*This message contains difficult content that may be disturbing to members of our community*

Dear Members of the USF Community,

On Tuesday, March 30 at 3:12 p.m., the USF Department of Public Safety received a report from students that a noose was hanging from a railing on a fourth floor balcony in Loyola Village. Staff from Student Housing and Residential Education (SHaRE) and Public Safety responded immediately, and removed the noose from the balcony. An investigation has been launched into this very serious matter. As an interim measure, the student who admitted to hanging the noose was immediately removed from university housing. As we learn more about this incident in the course of the investigation, further action may be determined.

As a community, we are hurt and outraged. We want to emphasize how seriously we take this incident. A noose has historically been and continues to be a potent symbol of hate and anti-Black racism in the United States. It was used by white supremacists to lynch Black people. The symbolism of the noose as a form of domestic terror evokes a history of racial hatred, bigotry, and violence. 

USF condemns all acts of racism including artifacts and weapons that express the legacy of hatred, violence, and racism. The placement of a noose on a balcony in Loyola Village, which is part of the university campus, is egregious and not acceptable.  Given the climate of racial violence and assault against Black-identified people in the United States, we stand in solidarity with them in condemning this act and carefully investigating the circumstances and individuals involved.  

A single act of intolerance or hate can erode our sense of community. We must all take responsibility for speaking out against hatred and prejudice and for helping to prevent such occurrences. If you witness or hear about an incident on campus, we encourage you to take action.

We want to remind you of the Bias Education and Resource Team (BERT), composed of staff and faculty who work to gather information about bias incidents and to support those individuals who have witnessed, or themselves been a target of, an act of bias. Reporting to BERT can take place anonymously, and we also encourage those who want personal support in response to their report to include their names so that we might assist them further. BERT aims to provide space for affected individuals and communities to have their voices heard and opportunities for education to mitigate similar occurrences in the future. Your reports and concerns will be addressed promptly.

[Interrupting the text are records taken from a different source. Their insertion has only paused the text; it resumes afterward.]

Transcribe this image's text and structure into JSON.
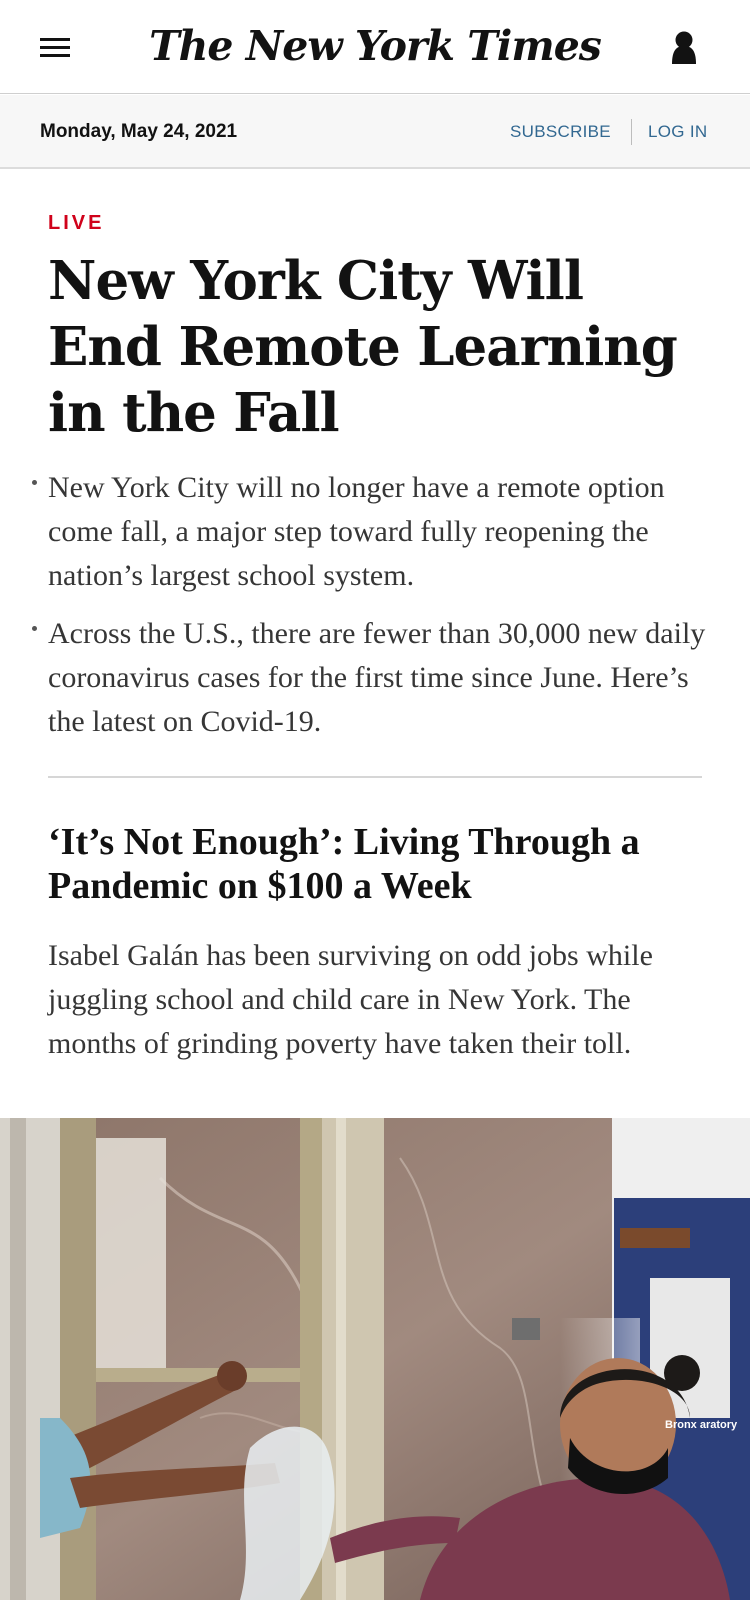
{
  "header": {
    "menu_icon": "hamburger-menu-icon",
    "logo_text": "The New York Times",
    "account_icon": "user-account-icon"
  },
  "datebar": {
    "date": "Monday, May 24, 2021",
    "subscribe_label": "SUBSCRIBE",
    "login_label": "LOG IN"
  },
  "lead_story": {
    "label": "LIVE",
    "headline": "New York City Will End Remote Learning in the Fall",
    "bullets": [
      "New York City will no longer have a remote option come fall, a major step toward fully reopening the nation’s largest school system.",
      "Across the U.S., there are fewer than 30,000 new daily coronavirus cases for the first time since June. Here’s the latest on Covid-19."
    ]
  },
  "second_story": {
    "headline": "‘It’s Not Enough’: Living Through a Pandemic on $100 a Week",
    "summary": "Isabel Galán has been surviving on odd jobs while juggling school and child care in New York. The months of grinding poverty have taken their toll.",
    "photo_sign_text": "Bronx aratory"
  },
  "colors": {
    "live_red": "#d0021b",
    "link_blue": "#326891",
    "datebar_bg": "#f7f7f7"
  }
}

Any USF student or community member who observes or is a victim of an act of bias, intolerance, or hate can report the incident by filing a report with BERT. You can also contact the Department of Public Safety (24 hours a day, seven days a week) at (415) 422-4201 or the Dean of Students at (415) 422-5330 or via email.  

For students: You are encouraged to review general information on addressing acts of intolerance in the USF Student Code of Conduct.

For all members of the USF community: If you find you need assistance in the wake of this or other incidents, we remind you of the following resources, in addition to BERT:

  • Counseling and Psychological Services (CAPS) is available to students if you would like to discuss how you are feeling with a professional therapist. Please call (415) 422-6352 during normal business hours to make an appointment.
  • Students can also contact ProtoCall, our after hours support and consultation line. You can speak live to an on-call counselor by calling (415) 422-6352 and pressing option #2. Counselors are available from 5 p.m. to 8 a.m (PT) Monday through Friday and 24 hours a day on weekends.
  • University Ministry support services are available to all community members and can be reached at (415) 422-4463 or um@usfca.edu.
  • Faculty and staff members can contact CONCERN, the university’s employee assistance program, at (800) 344-4222.

Please join us in standing against injustice and hate, and in supporting all members of our diverse, inclusive, beloved community. It is important that all our students, faculty, and staff experience the unwavering support of the USF community.


Paul J. Fitzgerald, S.J.

Mary Wardell-Ghirarduzzi
Vice Provost, Diversity Engagement and Community Outreach